In the equine world, an animal measuring 14.2 hands at the withers and under is a pony. Any equine measuring more than 14.2 is a horse. The average size of a horse is approximately 15.2 hands. However, that's not the average for all horses in all breeds and disciplines. As the saying goes, "Horses for courses," meaning that equines were bred for a certain size and a particular physiology to accomplish specific tasks.
Equines are measured in hands, with each hand constituting 4 inches. That means the average horse standing at 15.2 hands stands 62 inches tall at the withers, or just about 5 feet, 2 inches. Determine your animal's height using a measuring stick or tape from the bottom of the hooves to the withers' top.
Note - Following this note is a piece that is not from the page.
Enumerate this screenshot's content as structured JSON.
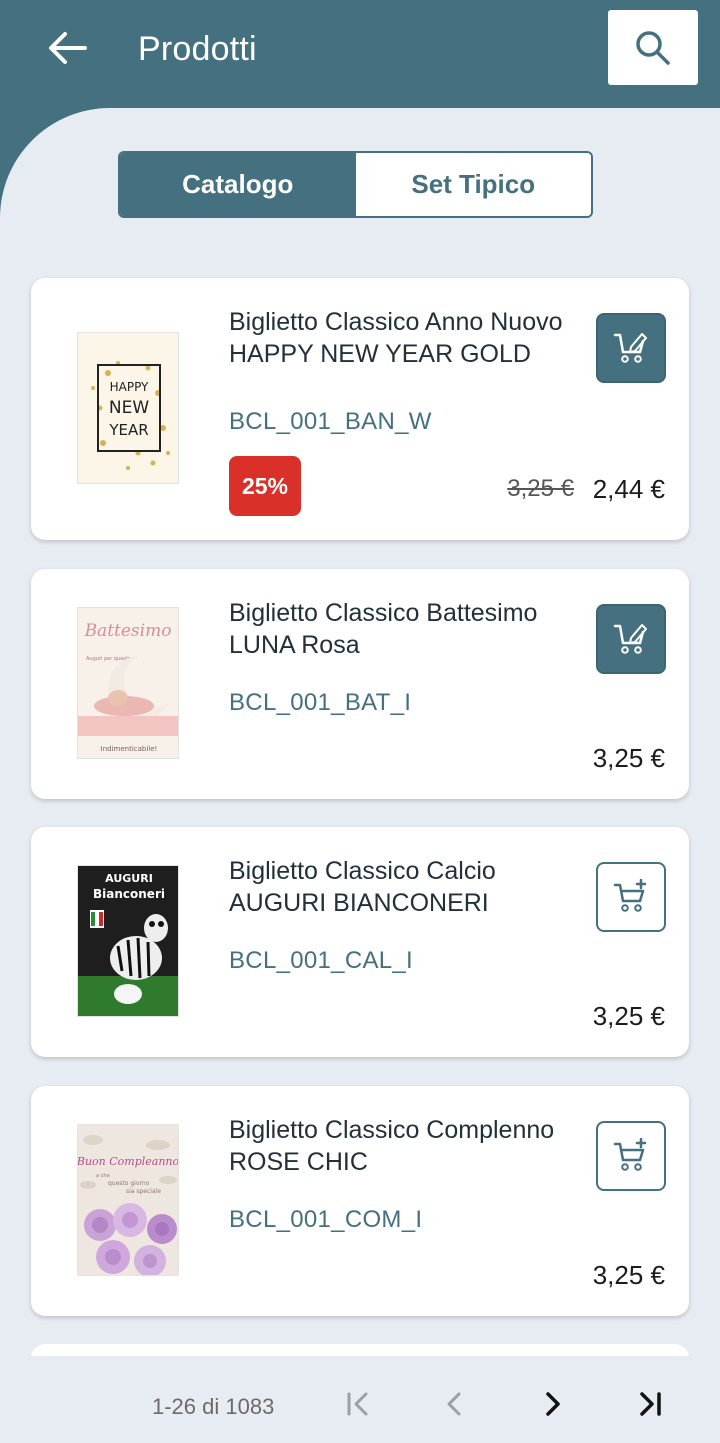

Place your horse on a level surface when measuring him.
Small, Medium and Large Ponies
Ponies are divided by height into categories of small, medium and large. For competition purposes, a small pony can't exceed 12.2 hands in height, and a medium pony ranges from 12.3 to 13.2 hands. A large pony ranges from 13.3 to 14.2 hands.
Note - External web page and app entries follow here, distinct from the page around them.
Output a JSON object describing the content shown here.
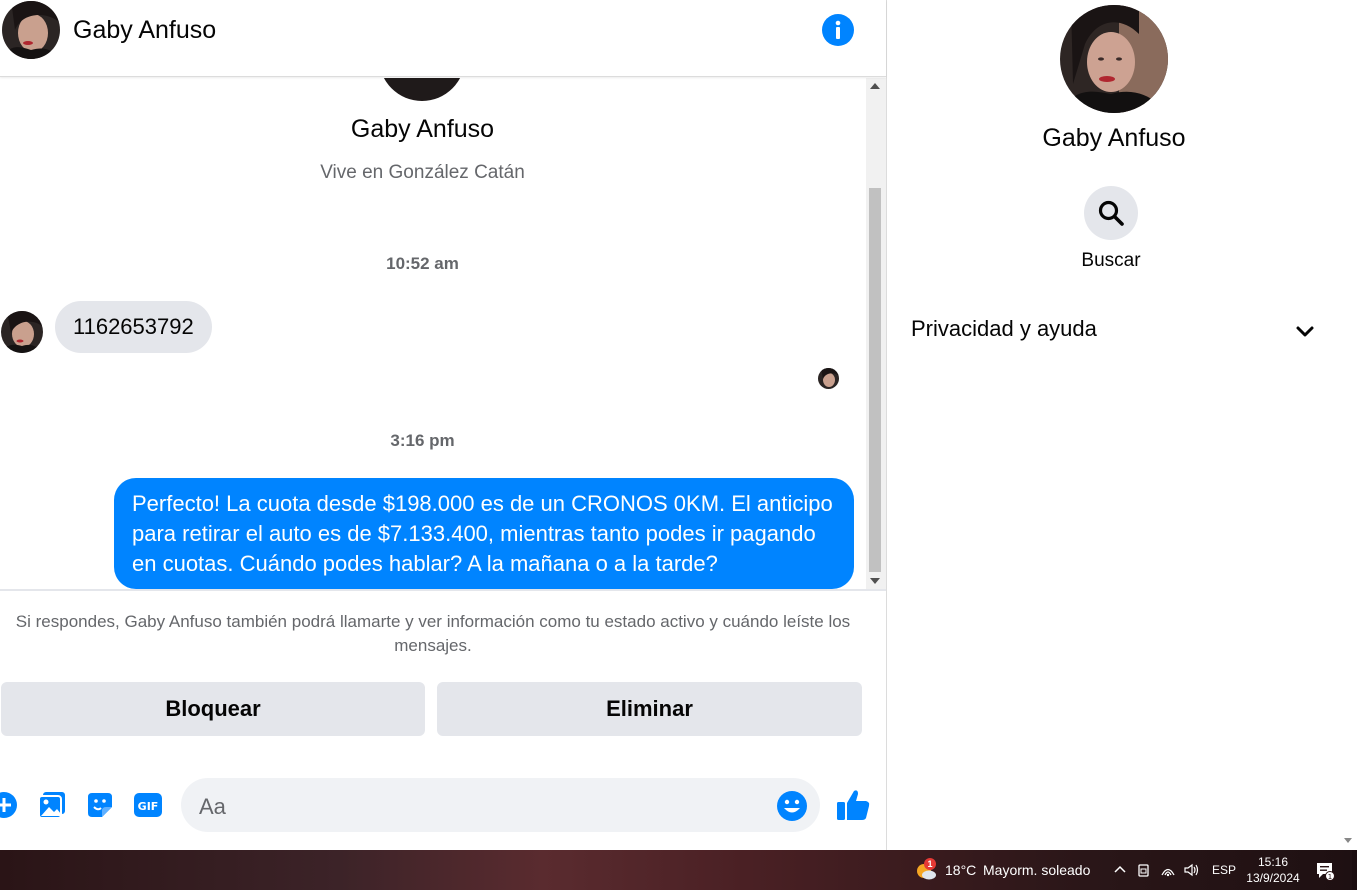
{
  "colors": {
    "accent": "#0084ff",
    "bubble_in": "#e4e6eb",
    "text_secondary": "#65676b"
  },
  "header": {
    "contact_name": "Gaby Anfuso",
    "info_icon": "info-icon"
  },
  "conversation": {
    "profile_name": "Gaby Anfuso",
    "profile_location": "Vive en González Catán",
    "timestamp_1": "10:52 am",
    "incoming_message": "1162653792",
    "timestamp_2": "3:16 pm",
    "outgoing_message": "Perfecto! La cuota desde $198.000 es de un CRONOS 0KM. El anticipo para retirar el auto es de $7.133.400, mientras tanto podes ir pagando en cuotas. Cuándo podes hablar? A la mañana o a la tarde?"
  },
  "request_notice": "Si respondes, Gaby Anfuso también podrá llamarte y ver información como tu estado activo y cuándo leíste los mensajes.",
  "actions": {
    "block_label": "Bloquear",
    "delete_label": "Eliminar"
  },
  "composer": {
    "placeholder": "Aa",
    "icons": [
      "plus-icon",
      "photo-icon",
      "sticker-icon",
      "gif-icon",
      "emoji-icon",
      "thumbs-up-icon"
    ]
  },
  "info_panel": {
    "name": "Gaby Anfuso",
    "search_label": "Buscar",
    "privacy_label": "Privacidad y ayuda"
  },
  "taskbar": {
    "weather_badge": "1",
    "weather_temp": "18°C",
    "weather_desc": "Mayorm. soleado",
    "language": "ESP",
    "time": "15:16",
    "date": "13/9/2024",
    "notification_count": "1"
  }
}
Smaller Average Height Breeds
Some well-known breeds of horses usually mature just about or slightly under the average size. These include the quarter horse -- one of the breeds with the highest annual registrations -- with an average height of 59.3 inches, and a range of 57 to 61 inches tall. The Morgan averages 60 inches, ranging between 56 and 63 inches tall. These two breeds originated in America, but a third average-sized breed did not. The Arabian averages 59.7 inches, ranging between 56 to 63 inches tall.
Two racing breeds are generally taller than the typical horse, although plenty of them are "average" size. The thoroughbred grows to an average height of 63.78 inches, or about 16 hands, with a range of 62 to 68 inches or more. The standardbred, used for harness racing, averages about 63 inches tall, with a range of 60 to 66 inches or more.
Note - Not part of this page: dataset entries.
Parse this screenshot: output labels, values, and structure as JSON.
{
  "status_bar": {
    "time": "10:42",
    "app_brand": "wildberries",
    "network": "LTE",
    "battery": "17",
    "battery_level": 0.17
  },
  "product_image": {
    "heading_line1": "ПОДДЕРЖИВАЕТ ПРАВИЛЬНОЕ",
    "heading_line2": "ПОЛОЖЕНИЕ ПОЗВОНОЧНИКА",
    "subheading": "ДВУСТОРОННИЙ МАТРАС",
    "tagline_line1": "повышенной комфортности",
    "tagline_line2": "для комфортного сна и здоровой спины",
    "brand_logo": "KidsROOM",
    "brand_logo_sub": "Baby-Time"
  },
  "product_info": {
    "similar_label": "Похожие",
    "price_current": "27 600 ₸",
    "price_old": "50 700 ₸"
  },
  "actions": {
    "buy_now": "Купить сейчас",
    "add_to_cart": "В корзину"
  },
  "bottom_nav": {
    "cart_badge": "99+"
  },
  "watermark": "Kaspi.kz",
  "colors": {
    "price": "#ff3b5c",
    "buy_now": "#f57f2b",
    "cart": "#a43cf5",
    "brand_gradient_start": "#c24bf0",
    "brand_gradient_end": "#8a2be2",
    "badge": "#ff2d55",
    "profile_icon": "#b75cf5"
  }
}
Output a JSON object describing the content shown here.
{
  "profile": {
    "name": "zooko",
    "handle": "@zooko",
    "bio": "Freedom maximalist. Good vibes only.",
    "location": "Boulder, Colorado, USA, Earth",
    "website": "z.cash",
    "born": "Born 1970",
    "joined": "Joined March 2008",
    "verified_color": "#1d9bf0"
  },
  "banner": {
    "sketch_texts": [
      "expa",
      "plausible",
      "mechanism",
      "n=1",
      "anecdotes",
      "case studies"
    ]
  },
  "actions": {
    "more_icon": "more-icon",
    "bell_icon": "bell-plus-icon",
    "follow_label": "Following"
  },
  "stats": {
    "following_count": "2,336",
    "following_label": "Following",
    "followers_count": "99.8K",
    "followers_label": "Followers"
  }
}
Various warmblood breeds, often used as sport horses in dressage, show jumping and eventing, are the tallest of the equines used primarily for riding. The Danish warmblood ranges from 16.2 to 17 hands tall, or 66 to 68 inches, while the Holsteiner stands between 16 and 17 hands in height, or 64 to 68 inches. The Oldenburg ranges between 16 and 17.2 hands, or 64 to 70 inches.
Draft horses, the heaviest of all equines, also boast taller average heights. These "gentle giants" are true workhorses, capable of pulling enormous amounts of weight. The Belgian, among the most common draft horse breeds, averages 16 hands when full grown. The Percheron averages 16.2 hands, while the Clydesdale averages about 16 to 16.1 hands. The Shire, the tallest and heaviest of the draft breeds, averages 17 hands, with many nearing the 18 hand mark.